The first of four volumes examining the spread of cultures from the East into Europe
Arab history is often viewed as beginning with Islam. But the Arabs have a long history stretching back millennia - and it is one intimately bound up with European history and identity.
The Arabs' forbears, the Phoenicians, were exploring the coasts of England and West Africa and colonising much of Spain, Sicily and North Africa in the early first millennium BC. The Arabs were to continue this tradition of world penetration long before the European ‘Age of Expansion.' Islam, therefore, was as much a culmination as a beginning. The arrival of the Arabs in Spain in 711 and the subsequent continuation of Islam's first Caliphate in Cordoba after a second one had been established in Baghdad - not to mention Emirates in the Balearics, Sicily and southern Italy, and further penetration throughout much of Italy, France and Switzerland - can only be understood as part of a process that had already been underway for several thousands of years.
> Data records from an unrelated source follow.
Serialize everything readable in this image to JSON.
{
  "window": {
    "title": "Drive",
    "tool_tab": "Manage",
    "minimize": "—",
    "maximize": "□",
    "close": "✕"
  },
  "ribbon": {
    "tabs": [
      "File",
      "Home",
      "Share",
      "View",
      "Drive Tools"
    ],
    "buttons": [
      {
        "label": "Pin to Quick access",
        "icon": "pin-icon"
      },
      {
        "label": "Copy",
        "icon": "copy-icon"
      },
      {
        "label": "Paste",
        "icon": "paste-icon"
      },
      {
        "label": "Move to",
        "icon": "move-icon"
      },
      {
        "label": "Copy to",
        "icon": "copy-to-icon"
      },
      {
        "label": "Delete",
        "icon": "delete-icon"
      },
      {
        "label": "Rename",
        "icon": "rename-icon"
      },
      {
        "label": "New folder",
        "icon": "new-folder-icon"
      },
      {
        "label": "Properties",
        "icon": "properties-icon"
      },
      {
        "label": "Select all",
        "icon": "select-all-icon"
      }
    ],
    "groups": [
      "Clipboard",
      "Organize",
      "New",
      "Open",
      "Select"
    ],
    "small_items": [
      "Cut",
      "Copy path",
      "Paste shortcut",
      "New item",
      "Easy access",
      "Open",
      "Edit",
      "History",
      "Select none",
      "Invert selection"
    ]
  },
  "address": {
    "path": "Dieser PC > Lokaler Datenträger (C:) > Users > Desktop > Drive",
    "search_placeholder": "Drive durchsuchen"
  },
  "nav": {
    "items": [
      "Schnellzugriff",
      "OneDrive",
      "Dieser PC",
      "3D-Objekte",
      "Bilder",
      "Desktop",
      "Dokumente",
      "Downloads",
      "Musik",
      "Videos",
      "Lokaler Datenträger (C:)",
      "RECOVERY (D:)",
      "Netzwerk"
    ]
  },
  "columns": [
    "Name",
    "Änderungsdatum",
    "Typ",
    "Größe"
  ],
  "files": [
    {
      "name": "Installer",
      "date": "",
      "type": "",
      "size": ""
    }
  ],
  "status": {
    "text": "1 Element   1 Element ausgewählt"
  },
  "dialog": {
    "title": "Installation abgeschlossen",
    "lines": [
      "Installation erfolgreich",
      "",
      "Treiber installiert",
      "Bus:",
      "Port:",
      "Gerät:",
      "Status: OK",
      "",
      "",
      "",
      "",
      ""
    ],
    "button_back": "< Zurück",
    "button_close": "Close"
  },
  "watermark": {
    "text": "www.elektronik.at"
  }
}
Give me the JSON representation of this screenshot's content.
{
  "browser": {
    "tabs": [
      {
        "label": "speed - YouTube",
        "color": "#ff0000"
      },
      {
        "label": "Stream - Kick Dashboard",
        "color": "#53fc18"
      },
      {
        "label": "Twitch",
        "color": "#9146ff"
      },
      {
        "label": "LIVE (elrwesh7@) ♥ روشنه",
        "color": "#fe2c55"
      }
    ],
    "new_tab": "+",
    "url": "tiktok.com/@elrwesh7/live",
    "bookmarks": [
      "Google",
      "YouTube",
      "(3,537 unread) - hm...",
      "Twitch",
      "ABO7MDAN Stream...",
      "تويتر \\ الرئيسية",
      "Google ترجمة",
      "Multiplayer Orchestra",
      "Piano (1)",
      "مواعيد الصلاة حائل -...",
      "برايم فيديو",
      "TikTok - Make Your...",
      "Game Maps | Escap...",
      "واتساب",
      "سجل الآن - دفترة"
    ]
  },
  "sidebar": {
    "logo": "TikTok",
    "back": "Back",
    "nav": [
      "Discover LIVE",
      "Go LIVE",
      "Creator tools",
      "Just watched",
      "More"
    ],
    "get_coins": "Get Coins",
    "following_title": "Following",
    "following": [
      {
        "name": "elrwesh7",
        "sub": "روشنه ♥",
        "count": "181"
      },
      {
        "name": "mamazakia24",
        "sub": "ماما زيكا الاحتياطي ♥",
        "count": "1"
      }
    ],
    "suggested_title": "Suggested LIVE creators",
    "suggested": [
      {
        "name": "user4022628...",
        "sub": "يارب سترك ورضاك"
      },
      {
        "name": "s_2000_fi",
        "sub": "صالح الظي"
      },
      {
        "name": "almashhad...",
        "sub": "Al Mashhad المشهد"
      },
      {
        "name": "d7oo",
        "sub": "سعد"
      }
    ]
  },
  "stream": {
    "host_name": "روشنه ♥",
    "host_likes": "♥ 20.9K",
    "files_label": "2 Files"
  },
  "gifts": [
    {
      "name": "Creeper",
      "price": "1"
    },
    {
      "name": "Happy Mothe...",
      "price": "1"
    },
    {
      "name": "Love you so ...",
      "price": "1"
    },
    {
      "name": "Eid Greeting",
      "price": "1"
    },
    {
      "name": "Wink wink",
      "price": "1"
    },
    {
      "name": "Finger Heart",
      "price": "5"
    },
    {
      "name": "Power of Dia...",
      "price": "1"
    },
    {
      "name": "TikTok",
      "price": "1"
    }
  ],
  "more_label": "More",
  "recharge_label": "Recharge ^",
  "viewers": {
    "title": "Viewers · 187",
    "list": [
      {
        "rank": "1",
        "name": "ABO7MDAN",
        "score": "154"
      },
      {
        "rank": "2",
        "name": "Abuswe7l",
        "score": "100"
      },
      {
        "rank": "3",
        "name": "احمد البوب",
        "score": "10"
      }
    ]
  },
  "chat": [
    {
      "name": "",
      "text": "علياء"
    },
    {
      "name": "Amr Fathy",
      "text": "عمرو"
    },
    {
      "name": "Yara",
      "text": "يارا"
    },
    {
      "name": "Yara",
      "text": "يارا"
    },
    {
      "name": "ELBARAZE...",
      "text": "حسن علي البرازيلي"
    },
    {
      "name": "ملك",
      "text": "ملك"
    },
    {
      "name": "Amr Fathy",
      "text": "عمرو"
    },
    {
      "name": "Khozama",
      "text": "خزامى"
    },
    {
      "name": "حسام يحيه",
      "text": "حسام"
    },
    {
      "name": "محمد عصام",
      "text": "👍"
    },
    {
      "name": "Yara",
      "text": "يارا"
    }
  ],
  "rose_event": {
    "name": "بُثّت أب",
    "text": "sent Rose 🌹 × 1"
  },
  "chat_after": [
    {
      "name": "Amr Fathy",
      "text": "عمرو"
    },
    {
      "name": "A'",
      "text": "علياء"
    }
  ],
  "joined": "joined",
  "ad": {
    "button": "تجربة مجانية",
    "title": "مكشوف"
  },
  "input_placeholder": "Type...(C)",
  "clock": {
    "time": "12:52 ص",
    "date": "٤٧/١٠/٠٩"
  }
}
Phoenicians and Arabs form a part of European history that is both European and Asiatic, a part that defines and makes Europe what it is - cultures that can no more be excluded from Europe than the Viking, Roman or Greek. Europe has been engaged in a complex relationship with the Arabs and their immediate forbears throughout its history. This richly illustrated book is an account of that relationship.